TASK OBJECTIVE: Below are records; count how many of their lines contain the word "image" and give the number alone.

Element data from apps and pages
====

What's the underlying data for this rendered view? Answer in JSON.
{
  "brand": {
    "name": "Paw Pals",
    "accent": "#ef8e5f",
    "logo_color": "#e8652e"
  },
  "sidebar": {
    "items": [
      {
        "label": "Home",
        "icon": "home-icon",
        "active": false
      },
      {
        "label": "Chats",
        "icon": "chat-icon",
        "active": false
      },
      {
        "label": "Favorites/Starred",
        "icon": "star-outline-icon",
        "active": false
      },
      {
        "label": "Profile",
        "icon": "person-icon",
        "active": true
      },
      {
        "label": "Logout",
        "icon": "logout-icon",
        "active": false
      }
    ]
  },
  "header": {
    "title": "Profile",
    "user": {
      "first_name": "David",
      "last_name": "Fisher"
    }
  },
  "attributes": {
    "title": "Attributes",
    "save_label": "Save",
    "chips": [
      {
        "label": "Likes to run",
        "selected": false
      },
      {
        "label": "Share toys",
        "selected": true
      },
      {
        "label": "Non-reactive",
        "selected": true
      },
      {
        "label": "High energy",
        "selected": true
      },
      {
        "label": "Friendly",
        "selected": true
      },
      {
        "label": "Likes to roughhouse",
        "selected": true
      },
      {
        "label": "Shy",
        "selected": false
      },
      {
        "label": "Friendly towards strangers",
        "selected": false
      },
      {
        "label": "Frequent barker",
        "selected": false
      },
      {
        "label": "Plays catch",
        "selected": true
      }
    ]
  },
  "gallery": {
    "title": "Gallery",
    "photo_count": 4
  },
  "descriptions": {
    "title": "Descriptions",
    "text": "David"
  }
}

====

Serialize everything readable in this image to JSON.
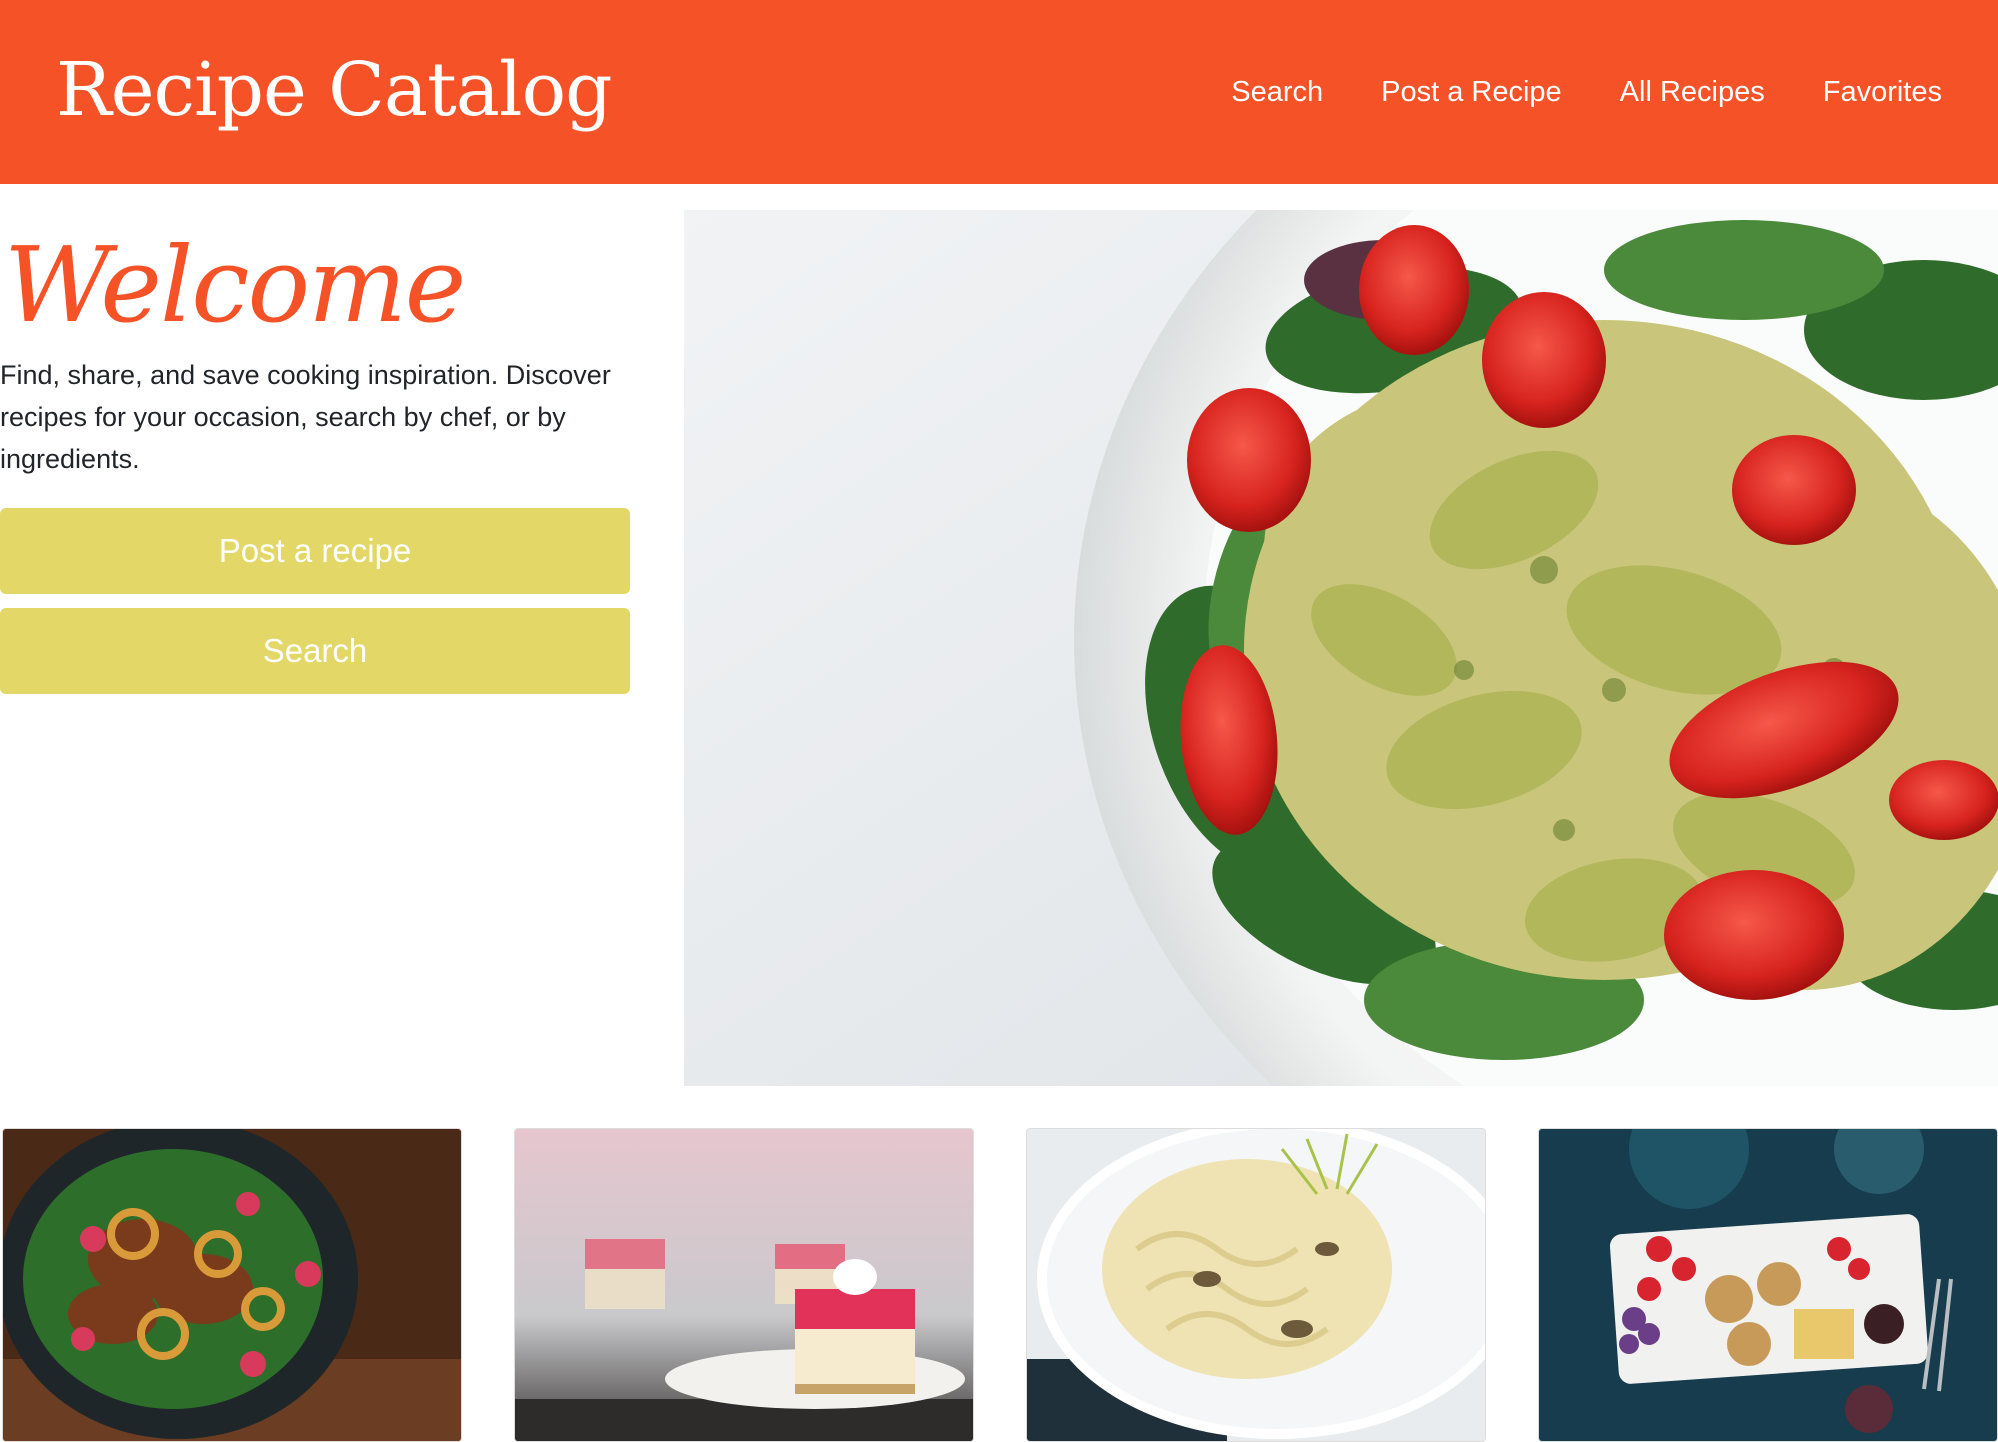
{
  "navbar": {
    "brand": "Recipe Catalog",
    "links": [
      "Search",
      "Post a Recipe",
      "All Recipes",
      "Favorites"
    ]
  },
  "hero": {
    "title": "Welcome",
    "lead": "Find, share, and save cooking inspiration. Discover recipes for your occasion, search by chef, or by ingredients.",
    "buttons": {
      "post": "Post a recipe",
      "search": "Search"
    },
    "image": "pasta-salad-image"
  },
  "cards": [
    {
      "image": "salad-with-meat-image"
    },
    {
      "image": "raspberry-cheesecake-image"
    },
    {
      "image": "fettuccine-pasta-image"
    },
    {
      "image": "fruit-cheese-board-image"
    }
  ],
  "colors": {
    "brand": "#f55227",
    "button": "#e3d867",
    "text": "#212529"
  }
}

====

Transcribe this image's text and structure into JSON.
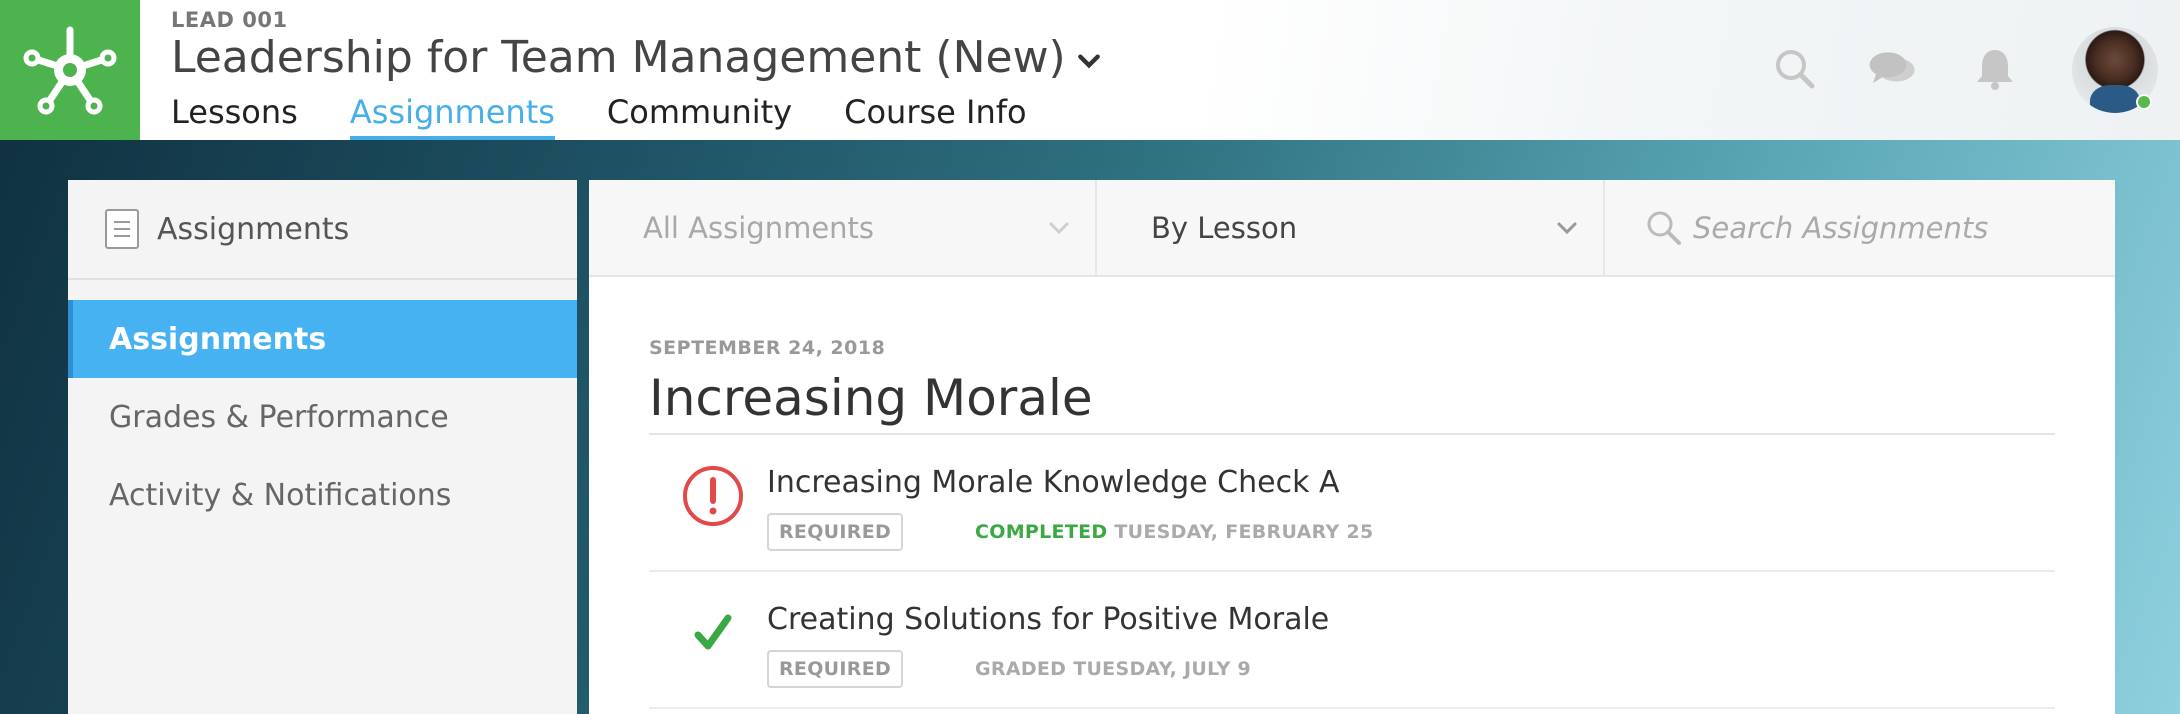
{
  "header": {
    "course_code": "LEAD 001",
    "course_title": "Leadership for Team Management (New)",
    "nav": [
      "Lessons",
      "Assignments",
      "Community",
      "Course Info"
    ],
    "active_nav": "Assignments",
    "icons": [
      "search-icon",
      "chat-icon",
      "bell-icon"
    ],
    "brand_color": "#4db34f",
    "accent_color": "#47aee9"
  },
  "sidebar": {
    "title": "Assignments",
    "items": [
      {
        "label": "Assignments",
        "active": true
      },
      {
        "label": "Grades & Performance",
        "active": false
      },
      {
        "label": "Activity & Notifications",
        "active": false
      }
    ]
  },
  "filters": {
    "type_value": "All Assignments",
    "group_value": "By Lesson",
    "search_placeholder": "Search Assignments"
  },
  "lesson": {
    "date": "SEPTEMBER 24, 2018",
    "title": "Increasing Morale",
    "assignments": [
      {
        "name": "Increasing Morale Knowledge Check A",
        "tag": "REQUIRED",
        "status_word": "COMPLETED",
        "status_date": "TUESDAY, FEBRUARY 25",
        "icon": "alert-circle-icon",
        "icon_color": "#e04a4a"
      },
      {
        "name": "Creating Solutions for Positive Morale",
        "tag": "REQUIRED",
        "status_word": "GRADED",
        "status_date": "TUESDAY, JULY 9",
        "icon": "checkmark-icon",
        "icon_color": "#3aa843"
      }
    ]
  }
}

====

SOLUTION TO THE EXERCISE: 7